» Activity: Exactly as written, return every line of the data below apart from the pictures.

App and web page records
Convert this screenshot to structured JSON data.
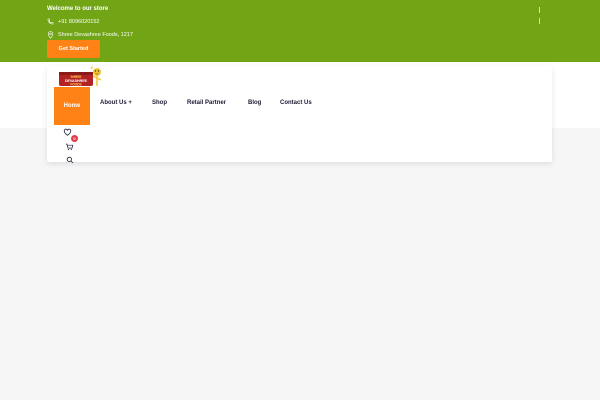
{
  "topbar": {
    "welcome": "Welcome to our store",
    "phone": "+91 8096020152",
    "address": "Shree Devashree Foods, 1217",
    "cta_label": "Get Started"
  },
  "brand": {
    "logo_text_top": "SHREE",
    "logo_text_mid": "DEVASHREE",
    "logo_text_bottom": "FOODS"
  },
  "nav": {
    "items": [
      {
        "label": "Home"
      },
      {
        "label": "About Us +"
      },
      {
        "label": "Shop"
      },
      {
        "label": "Retail Partner"
      },
      {
        "label": "Blog"
      },
      {
        "label": "Contact Us"
      }
    ]
  },
  "utilities": {
    "cart_count": "0"
  },
  "colors": {
    "topbar_green": "#71a516",
    "accent_orange": "#ff8217",
    "nav_text": "#1b1b35",
    "badge_red": "#e63946"
  },
  "icons": [
    "phone-icon",
    "location-pin-icon",
    "heart-icon",
    "cart-icon",
    "search-icon"
  ]
}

» Task output:
Convert this screenshot to structured JSON data.
{
  "topbar": {
    "welcome": "Welcome to our store",
    "phone": "+91 8096020152",
    "address": "Shree Devashree Foods, 1217",
    "cta_label": "Get Started"
  },
  "brand": {
    "logo_text_top": "SHREE",
    "logo_text_mid": "DEVASHREE",
    "logo_text_bottom": "FOODS"
  },
  "nav": {
    "items": [
      {
        "label": "Home"
      },
      {
        "label": "About Us +"
      },
      {
        "label": "Shop"
      },
      {
        "label": "Retail Partner"
      },
      {
        "label": "Blog"
      },
      {
        "label": "Contact Us"
      }
    ]
  },
  "utilities": {
    "cart_count": "0"
  },
  "colors": {
    "topbar_green": "#71a516",
    "accent_orange": "#ff8217",
    "nav_text": "#1b1b35",
    "badge_red": "#e63946"
  },
  "icons": [
    "phone-icon",
    "location-pin-icon",
    "heart-icon",
    "cart-icon",
    "search-icon"
  ]
}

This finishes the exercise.